You’re journeying into a fantastic realm whose limits are only that of imagination. There’s the station up ahead. Your next stop… the edge of reality.
The original version of Elvis’ Halloween Album has served us well for years, but RCA recently released a reconfigured version on their Camden budget label. With gas prices soaring to 40 cents a gallon and first-class postage stamps at an unbelievable 8 cents, 1971 is turning out to be a very expensive year for everyone. Elvis fans have it even worse, though, as this “new” record is just the latest in a series of Presley releases this year.
This time out, RCA/Camden has dropped the non-Halloween selections that filled out the original version of Elvis’ Halloween Album and replaced them with a couple of newer chilling tracks – including the weirdest Elvis song ever released.
I’m referring to the leadoff song, “Moonlight Sonata.” While someone plays the Beethoven piece on the piano, Elvis and others accompany with various vocal tones: “Duhhhh duhhhh duhhhhhh….”
It sounds like it was recorded on a personal tape recorder at Elvis’ home, but the lower sound quality actually adds to the haunting effect. Only Elvis could get away with putting this out on record, yet it works!
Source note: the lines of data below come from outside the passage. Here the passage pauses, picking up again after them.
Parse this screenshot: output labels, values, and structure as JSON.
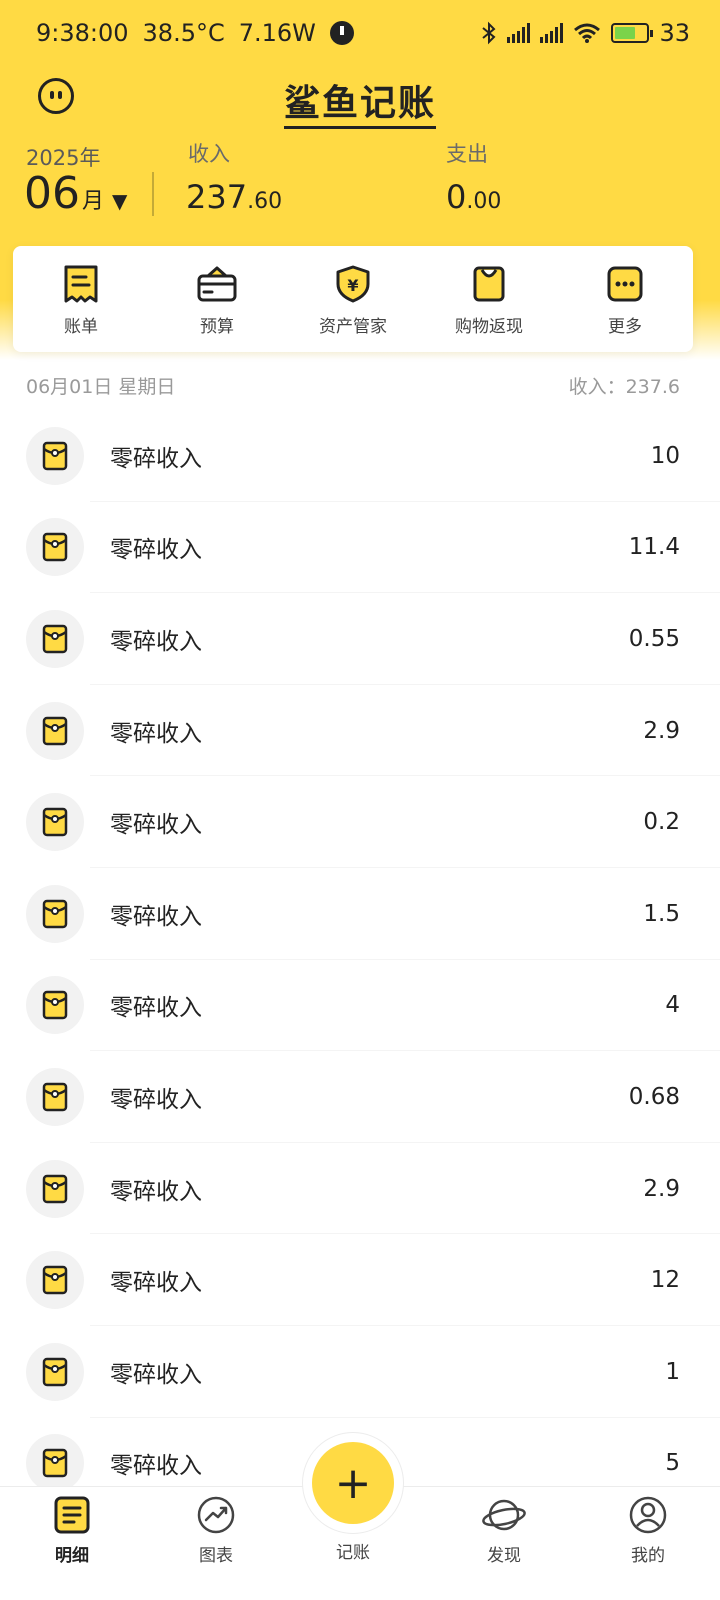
{
  "status_bar": {
    "time": "9:38:00",
    "temperature": "38.5°C",
    "power": "7.16W",
    "battery": "33"
  },
  "header": {
    "app_title": "鲨鱼记账",
    "year": "2025年",
    "month_number": "06",
    "month_unit": "月",
    "income_label": "收入",
    "income_int": "237",
    "income_dec": ".60",
    "expense_label": "支出",
    "expense_int": "0",
    "expense_dec": ".00"
  },
  "quick_actions": [
    {
      "label": "账单",
      "icon": "bill-icon"
    },
    {
      "label": "预算",
      "icon": "wallet-icon"
    },
    {
      "label": "资产管家",
      "icon": "shield-yen-icon"
    },
    {
      "label": "购物返现",
      "icon": "shopping-bag-icon"
    },
    {
      "label": "更多",
      "icon": "more-icon"
    }
  ],
  "day_group": {
    "date": "06月01日 星期日",
    "income_summary": "收入：237.6"
  },
  "transactions": [
    {
      "label": "零碎收入",
      "amount": "10"
    },
    {
      "label": "零碎收入",
      "amount": "11.4"
    },
    {
      "label": "零碎收入",
      "amount": "0.55"
    },
    {
      "label": "零碎收入",
      "amount": "2.9"
    },
    {
      "label": "零碎收入",
      "amount": "0.2"
    },
    {
      "label": "零碎收入",
      "amount": "1.5"
    },
    {
      "label": "零碎收入",
      "amount": "4"
    },
    {
      "label": "零碎收入",
      "amount": "0.68"
    },
    {
      "label": "零碎收入",
      "amount": "2.9"
    },
    {
      "label": "零碎收入",
      "amount": "12"
    },
    {
      "label": "零碎收入",
      "amount": "1"
    },
    {
      "label": "零碎收入",
      "amount": "5"
    }
  ],
  "tabbar": {
    "details": "明细",
    "charts": "图表",
    "add": "记账",
    "add_symbol": "+",
    "discover": "发现",
    "mine": "我的"
  },
  "colors": {
    "brand_yellow": "#FFDA44",
    "text_dark": "#222222"
  }
}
Another new addition is “Cotton Candy Land,” which was recently featured in Clint Eastwood’s directorial debut, Play ‘Cotton Candy Land’ For Me. I won’t spoil the movie, since it features one of Elvis’ best roles since King Creole, except to say that you know bad things are about to happen whenever a certain character plays this song.
There are still a couple of months left in 1971, and RCA is not finished with us yet. That’s right, even more new Elvis releases are on the way. As for the new version of Elvis’ Halloween Album, I give it an 8 out of 10. Worth picking up if you don’t already have the original or if you want to hear the bizarre “Moonlight Sonata.”
Elvis’ Halloween Album (1971 Edition)
Devil In Disguise
Ghost Riders In The Sky
Edge Of Reality
Cotton Candy Land
This imaginary album is available only in… the edge of reality.
[With apologies to Serling.]